Same old story..same ol' excuses for not joining in

..The basic premise of F1 thankfully has not changed, there are other "cheaper sports" that companies (like aston martin) can have a go at entering what's wrong with developing engines (or entire cars like ferrari) for other racing formulae or sports car racing?...what's wrong is that they are not as high profile as F1

shortbread 30 June 2018

Aston never wanted to race!

Aston never really wanted to race in F1, they neither have the technical or financial resources to make it happen. This was simply fake news to give the ailing manufacturer some media mileage.
eseaton 30 June 2018

A good decision.
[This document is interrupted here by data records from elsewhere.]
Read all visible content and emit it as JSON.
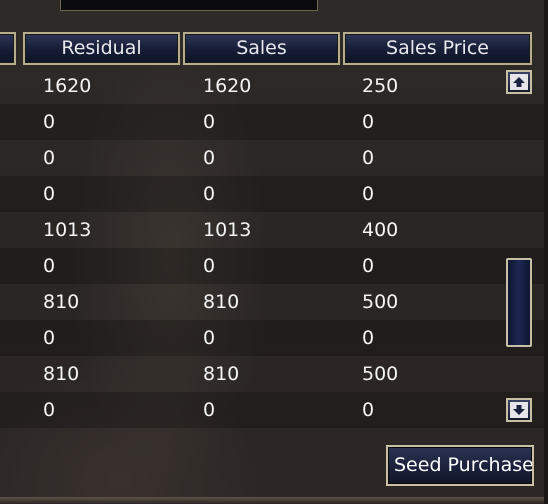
{
  "table": {
    "headers": [
      "Residual",
      "Sales",
      "Sales Price"
    ],
    "rows": [
      [
        "1620",
        "1620",
        "250"
      ],
      [
        "0",
        "0",
        "0"
      ],
      [
        "0",
        "0",
        "0"
      ],
      [
        "0",
        "0",
        "0"
      ],
      [
        "1013",
        "1013",
        "400"
      ],
      [
        "0",
        "0",
        "0"
      ],
      [
        "810",
        "810",
        "500"
      ],
      [
        "0",
        "0",
        "0"
      ],
      [
        "810",
        "810",
        "500"
      ],
      [
        "0",
        "0",
        "0"
      ]
    ]
  },
  "buttons": {
    "seed_purchase": "Seed Purchase"
  },
  "icons": {
    "scroll_up": "arrow-up-icon",
    "scroll_down": "arrow-down-icon"
  },
  "colors": {
    "header_bg": "#161d35",
    "header_border": "#b6ad8b",
    "text": "#f4f4f4"
  }
}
A good decision.

 

I can't understand why any manufacturer wants to be associated with these appalling 1.6 turbo vacuum cleaners.  It is even more ridiculous that Mercedes thought it was a good idea to put one in a road car.  

 

They may be fast and powerful, but they will never ever be cool.